- Send intro letter to client etc.
This list has been edited for public consumption. You'll edit again for your tools and procedures.
A quick rant
Do you see all the stuff you have to do in order to provide spectacular support? And this list doesn't include maintaining your RMM tools, managing portals and passwords, creating documentation flyers and PowerPoints.
You're not a trunk-slamming fly-by-night interloper. You're a trained technical professional, running a business to provide top-drawer technical support to people who are willing to outsource their IT department.
So, no, you don't have time to deal with break/fix junk on six-year old servers. Those aren't your clients.
And yes, you will charge a setup fee and feel good about it.
Weeding your garden
There's always trepidation over the topic of saying goodbye to "good" clients.
After you meet with three or four suspected silver clients, you'll have two or three signed agreements. You'll have immediately increased your recurring revenue. And you'll have money in the bank: Monthly prepays, first months and setup fees.
Now you see the value of this business model. Now you see that clients who you thought would drop off have signed up for Platinum! Who knew? These clients have not just gone along with your program, they have told you with financial commitment that they believe in your new model.
The future is a brighter place because of you. I'm not kidding.
This is the way technical support should be bought and sold and delivered. This is the future. And you and your clients are going to go there together.
So if you've heard a client say that they don't value preventive maintenance, and they just want break/fix, you're not going to be very sympathetic.
You're going to realize, after about three service agreements, that you have clients who have literally placed their business in your hands. They trust you and rely on you. And when their servers go down, or their email stops, you're going to take care of it. You have accepted a higher level of liability in exchange for money.
Meanwhile, Cousin Larry wants to do his own tech support and call you in when he's broken something so bad he can't fix it. When you've got two or three service agreements under your belt, you'll understand that you can't provide Cousin Larry with ad hoc support when you've got clients who've stepped up to the next level.
You can't leave a contract client waiting while you go work on some snake pit of a server that you don't maintain, don't manage, don't monitor and don't know what's been done to it.
You will come to believe that your future is with clients who value your services. And that will make it easier to be committed to walking away from clients who just want break/fix.
If you don't believe me yet, wait until you've signed some agreements. This really is your future.
So now you can go into meetings with a much higher level of confidence. When someone says they don't want to sign, you won't be offended and you won't be upset. And you won't retreat to a mentality of poverty. You'll simply, casually, say "That's no problem. We work with the local IT Pro group. We can help you find a Small Business Specialist who is still providing break/fix work.”
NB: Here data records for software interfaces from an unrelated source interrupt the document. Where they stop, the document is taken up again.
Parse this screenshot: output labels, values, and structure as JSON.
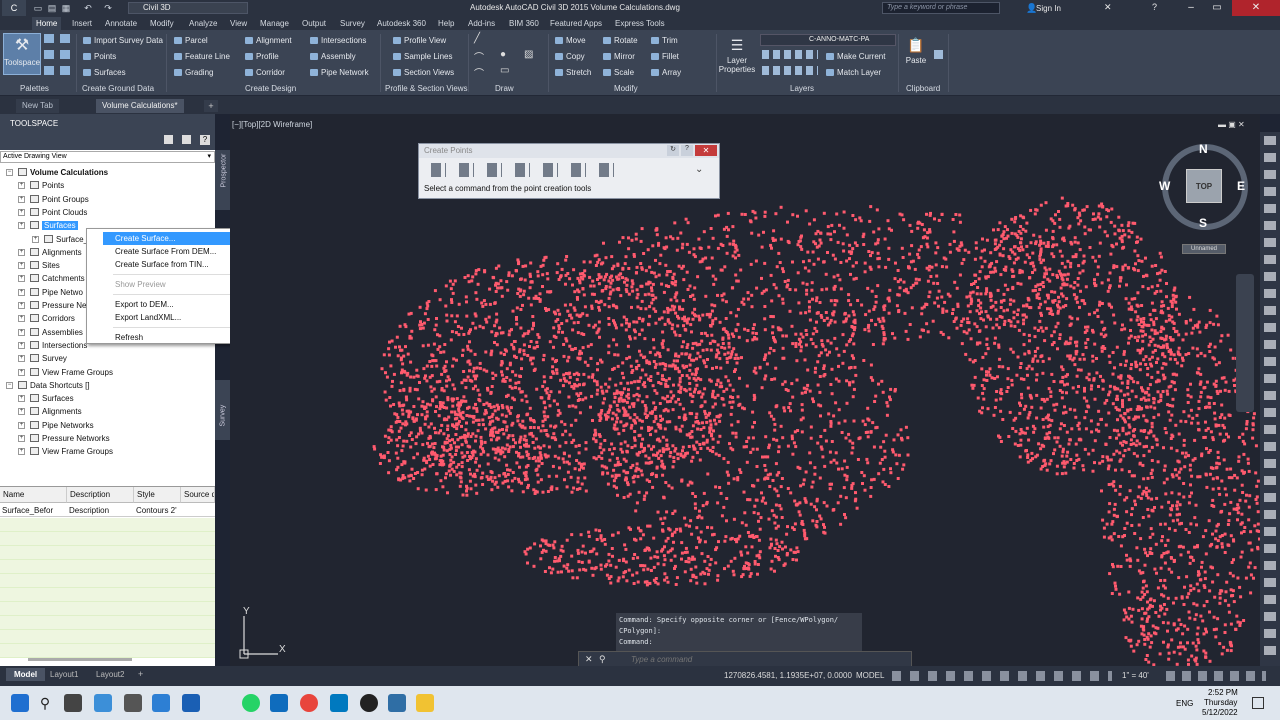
{
  "titlebar": {
    "title": "Autodesk AutoCAD Civil 3D 2015    Volume Calculations.dwg",
    "workspace": "Civil 3D",
    "search_placeholder": "Type a keyword or phrase",
    "sign_in": "Sign In"
  },
  "ribbon_tabs": [
    "Home",
    "Insert",
    "Annotate",
    "Modify",
    "Analyze",
    "View",
    "Manage",
    "Output",
    "Survey",
    "Autodesk 360",
    "Help",
    "Add-ins",
    "BIM 360",
    "Featured Apps",
    "Express Tools"
  ],
  "ribbon": {
    "toolspace_label": "Toolspace",
    "palettes_title": "Palettes",
    "create_ground_data": {
      "title": "Create Ground Data",
      "items": [
        "Import Survey Data",
        "Points",
        "Surfaces"
      ]
    },
    "create_design": {
      "title": "Create Design",
      "items": [
        "Parcel",
        "Feature Line",
        "Grading",
        "Alignment",
        "Profile",
        "Corridor",
        "Intersections",
        "Assembly",
        "Pipe Network"
      ]
    },
    "profile_section": {
      "title": "Profile & Section Views",
      "items": [
        "Profile View",
        "Sample Lines",
        "Section Views"
      ]
    },
    "draw_title": "Draw",
    "modify": {
      "title": "Modify",
      "items": [
        "Move",
        "Copy",
        "Stretch",
        "Rotate",
        "Mirror",
        "Scale",
        "Trim",
        "Fillet",
        "Array"
      ]
    },
    "layers": {
      "title": "Layers",
      "layer_properties": "Layer Properties",
      "current_layer": "C-ANNO-MATC-PA",
      "make_current": "Make Current",
      "match_layer": "Match Layer"
    },
    "clipboard": {
      "title": "Clipboard",
      "paste": "Paste"
    }
  },
  "doc_tabs": [
    "New Tab",
    "Volume Calculations*"
  ],
  "toolspace": {
    "header": "TOOLSPACE",
    "view_select": "Active Drawing View",
    "side_tabs": [
      "Prospector",
      "Survey"
    ],
    "tree": [
      {
        "label": "Volume Calculations",
        "level": 0,
        "bold": true
      },
      {
        "label": "Points",
        "level": 1
      },
      {
        "label": "Point Groups",
        "level": 1
      },
      {
        "label": "Point Clouds",
        "level": 1
      },
      {
        "label": "Surfaces",
        "level": 1,
        "selected": true
      },
      {
        "label": "Surface_",
        "level": 2
      },
      {
        "label": "Alignments",
        "level": 1
      },
      {
        "label": "Sites",
        "level": 1
      },
      {
        "label": "Catchments",
        "level": 1
      },
      {
        "label": "Pipe Netwo",
        "level": 1
      },
      {
        "label": "Pressure Ne",
        "level": 1
      },
      {
        "label": "Corridors",
        "level": 1
      },
      {
        "label": "Assemblies",
        "level": 1
      },
      {
        "label": "Intersections",
        "level": 1
      },
      {
        "label": "Survey",
        "level": 1
      },
      {
        "label": "View Frame Groups",
        "level": 1
      },
      {
        "label": "Data Shortcuts []",
        "level": 0
      },
      {
        "label": "Surfaces",
        "level": 1
      },
      {
        "label": "Alignments",
        "level": 1
      },
      {
        "label": "Pipe Networks",
        "level": 1
      },
      {
        "label": "Pressure Networks",
        "level": 1
      },
      {
        "label": "View Frame Groups",
        "level": 1
      }
    ],
    "grid": {
      "headers": [
        "Name",
        "Description",
        "Style",
        "Source d"
      ],
      "row": [
        "Surface_Befor",
        "Description",
        "Contours 2'",
        ""
      ]
    }
  },
  "context_menu": {
    "items": [
      "Create Surface...",
      "Create Surface From DEM...",
      "Create Surface from TIN...",
      "Show Preview",
      "Export to DEM...",
      "Export LandXML...",
      "Refresh"
    ]
  },
  "viewport": {
    "label": "[−][Top][2D Wireframe]",
    "compass": {
      "n": "N",
      "s": "S",
      "e": "E",
      "w": "W",
      "top": "TOP"
    },
    "ucs_name": "Unnamed",
    "axis_y": "Y",
    "axis_x": "X"
  },
  "create_points": {
    "title": "Create Points",
    "hint": "Select a command from the point creation tools"
  },
  "command": {
    "history_1": "Command: Specify opposite corner or [Fence/WPolygon/",
    "history_2": "CPolygon]:",
    "history_3": "Command:",
    "placeholder": "Type a command"
  },
  "status": {
    "layout_tabs": [
      "Model",
      "Layout1",
      "Layout2"
    ],
    "coords": "1270826.4581, 1.1935E+07, 0.0000",
    "model": "MODEL",
    "scale": "1\" = 40'"
  },
  "taskbar": {
    "time": "2:52 PM",
    "day": "Thursday",
    "date": "5/12/2022",
    "lang": "ENG"
  },
  "colors": {
    "point_cloud": "#ff5a6e",
    "selection": "#3399ff",
    "canvas": "#212530"
  }
}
When you're willing to walk away, you don't have to give in.
And when you honestly believe in your heart that you don't need every dollar that walks in the door, your business will move to the next level.
(Used with permission of Karl W. Palachuk, SmallBizThoughts.com)